As one money manager put it all too candidly: “Bad news is good news in this market lately because it keeps the Fed buying bonds and interest rates low.”

Given that the Fed is the closest thing the world has to a global central bank, what happens at the Federal Open Market Committee doesn’t often stay in the Federal Open Market Committee. Indeed, emerging markets have become increasingly volatile since Fed Chairman Ben Bernanke said policymakers might curtail the pace of asset buys in coming months.

Mystery of the missing Fed regulator

It’s one of those touchy subjects that Federal Reserve officials don’t really want to talk about, thank you very much.

For nearly three years now, no one has been tapped to serve as the U.S. central bank’s Vice Chairman for Supervision. According to the landmark 2010 Dodd-Frank bill, which created the position to show that the Fed means business as it cracks down on Wall Street, President Obama was to appoint a Vice Chair to spearhead bank oversight and to regularly answer to Congress as Chairman Ben Bernanke’s right hand man.

For all intents and purposes, Fed Governor Daniel Tarullo does that job and has done it for quite some time. He’s the central bank’s regulation czar, articulating new proposals such as the recent clampdown on foreign bank operations, and he keeps banks on edge every time he takes to the podium. But he has not been named Vice Chair, leaving us to simply assume he won’t be.

MacroScope presents: ask the economist

MacroScope is pleased to announce the launch of ‘Ask the Economist,’ which will give our readers an opportunity to directly ask questions of top experts in the field. We are honored that Michael Bryan, senior economist at the Federal Reserve Bank of Atlanta, has agreed to be our first guest. In his role, Bryan is responsible for organizing the Atlanta Fed’s monetary policy process. He was previously a vice president of research at the Cleveland Fed.
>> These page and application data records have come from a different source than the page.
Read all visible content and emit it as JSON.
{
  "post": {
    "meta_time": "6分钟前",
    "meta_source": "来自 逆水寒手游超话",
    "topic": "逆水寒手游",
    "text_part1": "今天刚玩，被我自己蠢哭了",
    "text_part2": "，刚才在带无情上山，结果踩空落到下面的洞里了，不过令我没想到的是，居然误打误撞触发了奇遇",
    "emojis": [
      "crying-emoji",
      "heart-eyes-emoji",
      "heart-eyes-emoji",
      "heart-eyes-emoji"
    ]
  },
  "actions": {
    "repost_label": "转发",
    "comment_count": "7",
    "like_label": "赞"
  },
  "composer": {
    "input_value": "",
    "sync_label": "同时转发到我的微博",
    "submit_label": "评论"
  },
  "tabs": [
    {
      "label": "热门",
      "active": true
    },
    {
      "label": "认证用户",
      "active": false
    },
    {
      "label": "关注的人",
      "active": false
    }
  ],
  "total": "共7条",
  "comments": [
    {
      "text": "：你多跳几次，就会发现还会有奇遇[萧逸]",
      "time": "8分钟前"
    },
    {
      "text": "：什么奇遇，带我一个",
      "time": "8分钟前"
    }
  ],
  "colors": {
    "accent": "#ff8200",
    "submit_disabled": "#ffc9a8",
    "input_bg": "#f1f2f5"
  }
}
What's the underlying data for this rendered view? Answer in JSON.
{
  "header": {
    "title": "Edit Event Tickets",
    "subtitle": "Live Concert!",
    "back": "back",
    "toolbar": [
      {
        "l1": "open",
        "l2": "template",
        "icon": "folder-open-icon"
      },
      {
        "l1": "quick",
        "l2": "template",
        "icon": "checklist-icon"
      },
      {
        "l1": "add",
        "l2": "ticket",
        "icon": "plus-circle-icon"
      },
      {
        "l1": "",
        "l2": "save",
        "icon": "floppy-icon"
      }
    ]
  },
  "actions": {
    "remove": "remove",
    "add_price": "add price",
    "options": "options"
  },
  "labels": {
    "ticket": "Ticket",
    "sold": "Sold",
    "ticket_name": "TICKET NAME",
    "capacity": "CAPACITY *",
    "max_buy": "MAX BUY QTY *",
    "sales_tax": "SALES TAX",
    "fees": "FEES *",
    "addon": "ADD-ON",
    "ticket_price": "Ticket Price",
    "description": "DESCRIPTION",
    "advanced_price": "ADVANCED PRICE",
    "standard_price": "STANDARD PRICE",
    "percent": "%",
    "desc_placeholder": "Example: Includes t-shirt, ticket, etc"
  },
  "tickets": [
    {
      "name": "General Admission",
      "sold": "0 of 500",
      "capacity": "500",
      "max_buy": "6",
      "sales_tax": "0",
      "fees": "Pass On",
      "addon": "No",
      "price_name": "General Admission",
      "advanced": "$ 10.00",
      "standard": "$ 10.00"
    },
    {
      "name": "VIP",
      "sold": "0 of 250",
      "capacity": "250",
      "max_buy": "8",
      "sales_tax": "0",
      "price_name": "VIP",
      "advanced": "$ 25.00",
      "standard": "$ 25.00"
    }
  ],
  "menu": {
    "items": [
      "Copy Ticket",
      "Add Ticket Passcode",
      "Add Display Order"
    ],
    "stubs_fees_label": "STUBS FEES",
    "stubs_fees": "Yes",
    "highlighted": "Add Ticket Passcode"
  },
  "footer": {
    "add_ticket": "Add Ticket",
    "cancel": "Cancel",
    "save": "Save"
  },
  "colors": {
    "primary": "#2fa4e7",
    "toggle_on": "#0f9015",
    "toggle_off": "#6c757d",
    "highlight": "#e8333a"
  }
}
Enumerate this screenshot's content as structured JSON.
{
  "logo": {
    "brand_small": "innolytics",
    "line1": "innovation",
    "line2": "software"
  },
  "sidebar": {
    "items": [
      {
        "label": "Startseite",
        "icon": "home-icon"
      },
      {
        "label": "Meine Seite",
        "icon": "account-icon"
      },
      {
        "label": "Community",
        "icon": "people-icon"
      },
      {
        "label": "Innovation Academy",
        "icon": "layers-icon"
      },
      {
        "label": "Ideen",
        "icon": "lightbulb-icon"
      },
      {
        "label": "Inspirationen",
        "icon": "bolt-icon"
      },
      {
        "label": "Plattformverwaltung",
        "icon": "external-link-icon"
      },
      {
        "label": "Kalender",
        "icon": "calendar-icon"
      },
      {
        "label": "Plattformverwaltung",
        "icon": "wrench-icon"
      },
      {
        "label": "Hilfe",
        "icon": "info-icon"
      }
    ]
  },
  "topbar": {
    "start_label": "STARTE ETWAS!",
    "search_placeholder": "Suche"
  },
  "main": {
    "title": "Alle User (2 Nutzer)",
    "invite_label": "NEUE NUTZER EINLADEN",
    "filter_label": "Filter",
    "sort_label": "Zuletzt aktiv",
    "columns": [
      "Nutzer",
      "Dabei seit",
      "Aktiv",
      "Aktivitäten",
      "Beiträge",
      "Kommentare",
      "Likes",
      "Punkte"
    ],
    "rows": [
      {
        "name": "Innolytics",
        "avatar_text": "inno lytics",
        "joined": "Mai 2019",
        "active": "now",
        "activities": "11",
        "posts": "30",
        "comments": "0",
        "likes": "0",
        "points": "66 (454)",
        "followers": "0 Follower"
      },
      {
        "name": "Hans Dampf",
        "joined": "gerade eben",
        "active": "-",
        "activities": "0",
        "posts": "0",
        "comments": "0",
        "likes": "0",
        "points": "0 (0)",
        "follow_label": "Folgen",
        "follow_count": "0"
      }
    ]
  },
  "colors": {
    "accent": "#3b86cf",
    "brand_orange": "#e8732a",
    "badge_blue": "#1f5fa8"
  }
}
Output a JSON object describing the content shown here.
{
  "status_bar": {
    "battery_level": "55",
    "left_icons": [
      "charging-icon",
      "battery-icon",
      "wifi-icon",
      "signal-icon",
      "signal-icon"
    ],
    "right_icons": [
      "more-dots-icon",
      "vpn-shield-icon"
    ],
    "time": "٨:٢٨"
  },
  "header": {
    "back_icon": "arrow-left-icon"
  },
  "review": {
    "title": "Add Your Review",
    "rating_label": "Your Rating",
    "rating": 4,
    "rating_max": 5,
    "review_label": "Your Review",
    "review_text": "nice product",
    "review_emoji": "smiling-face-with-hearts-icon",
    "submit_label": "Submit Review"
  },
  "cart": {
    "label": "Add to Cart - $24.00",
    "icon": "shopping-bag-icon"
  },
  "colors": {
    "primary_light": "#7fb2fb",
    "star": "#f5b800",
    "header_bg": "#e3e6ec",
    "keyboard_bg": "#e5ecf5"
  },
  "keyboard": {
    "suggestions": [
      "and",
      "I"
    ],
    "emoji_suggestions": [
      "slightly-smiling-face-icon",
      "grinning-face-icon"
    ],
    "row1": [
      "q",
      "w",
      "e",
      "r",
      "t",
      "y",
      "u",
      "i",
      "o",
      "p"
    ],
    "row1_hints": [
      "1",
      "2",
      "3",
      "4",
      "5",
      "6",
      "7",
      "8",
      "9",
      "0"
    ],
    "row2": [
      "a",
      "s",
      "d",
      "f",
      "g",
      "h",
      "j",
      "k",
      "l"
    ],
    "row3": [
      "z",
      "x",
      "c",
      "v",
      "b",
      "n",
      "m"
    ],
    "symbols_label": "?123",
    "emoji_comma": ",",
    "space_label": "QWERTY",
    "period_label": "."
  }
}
The process is simple. We give you a heads up on our upcoming featured economist. You tweet us your question using the hashtag #asktheeconomist, or via direct message if you prefer. We select a handful of the most interesting queries this week, ship them over to our economist du jour. She or he will then answer each one in writing and we will post their response as a blogpost. And of course, you’ll be cited for asking the pithy question.

We look forward to your questions and thank you in advance for participating.

Let the games begin.